▶ _Task objective_
Return all lines of the data in which the string "ASTRA" occurs.

▶ _Input material_
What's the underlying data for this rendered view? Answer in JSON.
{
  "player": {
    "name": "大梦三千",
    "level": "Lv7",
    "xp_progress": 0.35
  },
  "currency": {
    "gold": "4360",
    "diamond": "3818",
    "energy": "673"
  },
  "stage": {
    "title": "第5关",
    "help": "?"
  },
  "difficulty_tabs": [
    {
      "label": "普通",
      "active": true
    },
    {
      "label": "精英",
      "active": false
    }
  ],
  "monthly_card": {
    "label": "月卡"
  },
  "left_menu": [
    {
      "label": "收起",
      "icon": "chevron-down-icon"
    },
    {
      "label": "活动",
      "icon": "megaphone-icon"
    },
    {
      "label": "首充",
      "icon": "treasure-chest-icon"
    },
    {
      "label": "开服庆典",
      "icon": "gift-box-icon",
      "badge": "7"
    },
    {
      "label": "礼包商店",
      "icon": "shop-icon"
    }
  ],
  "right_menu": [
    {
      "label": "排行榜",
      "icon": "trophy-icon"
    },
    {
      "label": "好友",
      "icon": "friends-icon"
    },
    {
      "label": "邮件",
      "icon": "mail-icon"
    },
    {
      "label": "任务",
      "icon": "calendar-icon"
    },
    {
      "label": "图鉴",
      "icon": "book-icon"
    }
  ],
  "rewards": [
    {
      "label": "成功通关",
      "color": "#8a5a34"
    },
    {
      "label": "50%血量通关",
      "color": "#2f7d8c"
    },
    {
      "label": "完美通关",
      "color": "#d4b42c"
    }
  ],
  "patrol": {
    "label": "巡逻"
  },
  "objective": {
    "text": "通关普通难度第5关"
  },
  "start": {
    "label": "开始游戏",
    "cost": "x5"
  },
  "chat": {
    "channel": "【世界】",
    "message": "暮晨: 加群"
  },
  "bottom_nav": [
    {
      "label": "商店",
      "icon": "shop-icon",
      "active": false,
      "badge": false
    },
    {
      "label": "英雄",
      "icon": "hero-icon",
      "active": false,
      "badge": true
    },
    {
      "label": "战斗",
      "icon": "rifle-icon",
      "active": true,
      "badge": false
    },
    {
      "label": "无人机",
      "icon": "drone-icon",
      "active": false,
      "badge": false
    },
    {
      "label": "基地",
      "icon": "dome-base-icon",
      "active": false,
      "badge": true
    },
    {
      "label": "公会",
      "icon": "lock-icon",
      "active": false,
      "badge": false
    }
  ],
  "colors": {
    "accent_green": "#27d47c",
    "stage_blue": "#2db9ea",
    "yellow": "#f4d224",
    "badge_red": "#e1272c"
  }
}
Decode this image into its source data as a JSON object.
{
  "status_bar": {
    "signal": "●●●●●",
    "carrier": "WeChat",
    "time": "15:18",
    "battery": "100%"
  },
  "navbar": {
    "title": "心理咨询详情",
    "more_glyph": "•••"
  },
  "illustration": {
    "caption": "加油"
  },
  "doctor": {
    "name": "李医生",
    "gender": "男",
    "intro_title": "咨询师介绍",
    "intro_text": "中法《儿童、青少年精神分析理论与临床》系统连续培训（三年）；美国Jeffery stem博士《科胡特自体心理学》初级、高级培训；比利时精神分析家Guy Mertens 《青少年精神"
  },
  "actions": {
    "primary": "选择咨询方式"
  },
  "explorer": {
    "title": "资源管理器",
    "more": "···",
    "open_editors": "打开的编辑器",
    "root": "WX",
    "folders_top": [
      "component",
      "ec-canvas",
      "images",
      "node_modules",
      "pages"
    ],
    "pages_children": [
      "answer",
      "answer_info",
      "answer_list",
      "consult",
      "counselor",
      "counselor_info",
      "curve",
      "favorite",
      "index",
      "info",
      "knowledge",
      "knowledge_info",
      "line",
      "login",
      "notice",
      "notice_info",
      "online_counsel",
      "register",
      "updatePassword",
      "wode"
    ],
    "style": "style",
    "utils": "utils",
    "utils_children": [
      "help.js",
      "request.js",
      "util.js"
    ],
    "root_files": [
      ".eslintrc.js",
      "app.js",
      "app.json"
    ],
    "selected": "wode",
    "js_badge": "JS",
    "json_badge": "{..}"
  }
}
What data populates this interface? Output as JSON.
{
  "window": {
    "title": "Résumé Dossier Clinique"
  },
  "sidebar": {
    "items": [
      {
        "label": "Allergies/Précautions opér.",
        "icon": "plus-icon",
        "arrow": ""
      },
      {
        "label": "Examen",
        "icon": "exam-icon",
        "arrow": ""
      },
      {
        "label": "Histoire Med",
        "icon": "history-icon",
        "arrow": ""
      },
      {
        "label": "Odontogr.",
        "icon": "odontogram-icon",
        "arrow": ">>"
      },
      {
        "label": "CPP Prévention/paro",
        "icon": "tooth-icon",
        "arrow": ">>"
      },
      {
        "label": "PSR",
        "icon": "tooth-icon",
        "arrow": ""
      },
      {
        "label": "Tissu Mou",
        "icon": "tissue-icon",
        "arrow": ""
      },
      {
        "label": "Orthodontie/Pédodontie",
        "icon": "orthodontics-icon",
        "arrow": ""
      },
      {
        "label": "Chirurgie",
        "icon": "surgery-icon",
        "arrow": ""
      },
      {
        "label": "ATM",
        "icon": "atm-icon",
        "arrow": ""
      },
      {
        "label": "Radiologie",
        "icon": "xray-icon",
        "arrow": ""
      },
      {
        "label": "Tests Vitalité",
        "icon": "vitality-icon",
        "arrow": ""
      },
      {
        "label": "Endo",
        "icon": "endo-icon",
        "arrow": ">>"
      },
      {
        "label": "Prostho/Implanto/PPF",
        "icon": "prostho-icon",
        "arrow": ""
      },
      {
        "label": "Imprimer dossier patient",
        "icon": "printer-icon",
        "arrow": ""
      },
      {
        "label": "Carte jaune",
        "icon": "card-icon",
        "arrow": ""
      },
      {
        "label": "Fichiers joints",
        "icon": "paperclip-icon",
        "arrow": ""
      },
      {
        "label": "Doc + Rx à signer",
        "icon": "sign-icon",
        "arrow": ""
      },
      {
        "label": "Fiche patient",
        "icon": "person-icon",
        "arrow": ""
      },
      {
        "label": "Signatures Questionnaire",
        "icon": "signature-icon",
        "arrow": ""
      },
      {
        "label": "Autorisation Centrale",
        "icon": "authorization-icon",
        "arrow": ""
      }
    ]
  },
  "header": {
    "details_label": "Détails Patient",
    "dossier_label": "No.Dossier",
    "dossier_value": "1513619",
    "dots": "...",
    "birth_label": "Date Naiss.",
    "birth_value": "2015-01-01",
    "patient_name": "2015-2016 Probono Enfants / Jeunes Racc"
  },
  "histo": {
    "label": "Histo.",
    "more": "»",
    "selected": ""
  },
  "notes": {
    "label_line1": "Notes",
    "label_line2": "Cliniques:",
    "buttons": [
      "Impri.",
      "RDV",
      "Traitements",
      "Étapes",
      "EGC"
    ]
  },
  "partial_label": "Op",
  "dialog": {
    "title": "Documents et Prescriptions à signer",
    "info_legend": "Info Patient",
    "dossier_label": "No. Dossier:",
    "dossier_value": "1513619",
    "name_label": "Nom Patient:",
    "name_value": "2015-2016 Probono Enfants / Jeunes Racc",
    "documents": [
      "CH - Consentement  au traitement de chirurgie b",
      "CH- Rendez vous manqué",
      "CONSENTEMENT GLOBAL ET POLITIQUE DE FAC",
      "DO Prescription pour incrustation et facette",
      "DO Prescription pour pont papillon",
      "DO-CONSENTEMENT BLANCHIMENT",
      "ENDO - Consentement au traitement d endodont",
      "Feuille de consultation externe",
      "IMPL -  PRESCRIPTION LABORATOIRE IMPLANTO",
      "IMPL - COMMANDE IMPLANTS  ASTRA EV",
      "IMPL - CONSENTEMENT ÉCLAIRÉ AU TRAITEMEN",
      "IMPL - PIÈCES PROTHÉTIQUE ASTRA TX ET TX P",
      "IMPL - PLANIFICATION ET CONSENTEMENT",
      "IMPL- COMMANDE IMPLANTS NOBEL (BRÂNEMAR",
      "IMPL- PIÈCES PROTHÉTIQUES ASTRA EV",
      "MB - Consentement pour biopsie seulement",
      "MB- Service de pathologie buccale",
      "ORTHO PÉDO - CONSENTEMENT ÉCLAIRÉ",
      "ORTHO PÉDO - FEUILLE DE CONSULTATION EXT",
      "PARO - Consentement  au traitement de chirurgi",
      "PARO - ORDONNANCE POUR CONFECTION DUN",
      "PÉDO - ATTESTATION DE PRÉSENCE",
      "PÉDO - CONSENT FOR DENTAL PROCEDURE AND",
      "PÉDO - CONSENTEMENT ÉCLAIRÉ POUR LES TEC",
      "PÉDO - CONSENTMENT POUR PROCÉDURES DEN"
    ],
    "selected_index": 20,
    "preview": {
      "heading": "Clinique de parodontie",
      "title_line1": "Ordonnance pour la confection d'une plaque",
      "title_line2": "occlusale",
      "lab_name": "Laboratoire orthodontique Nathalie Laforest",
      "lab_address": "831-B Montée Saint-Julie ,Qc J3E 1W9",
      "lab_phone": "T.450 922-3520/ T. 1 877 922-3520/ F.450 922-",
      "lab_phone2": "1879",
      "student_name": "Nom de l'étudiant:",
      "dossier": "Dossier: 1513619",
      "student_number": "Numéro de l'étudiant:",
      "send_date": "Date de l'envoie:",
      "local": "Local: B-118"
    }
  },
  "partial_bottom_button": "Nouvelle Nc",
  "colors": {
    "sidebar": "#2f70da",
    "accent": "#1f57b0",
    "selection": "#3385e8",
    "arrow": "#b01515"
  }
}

▶ _Task result_
      "IMPL - COMMANDE IMPLANTS  ASTRA EV",
      "IMPL - PIÈCES PROTHÉTIQUE ASTRA TX ET TX P",
      "IMPL- PIÈCES PROTHÉTIQUES ASTRA EV",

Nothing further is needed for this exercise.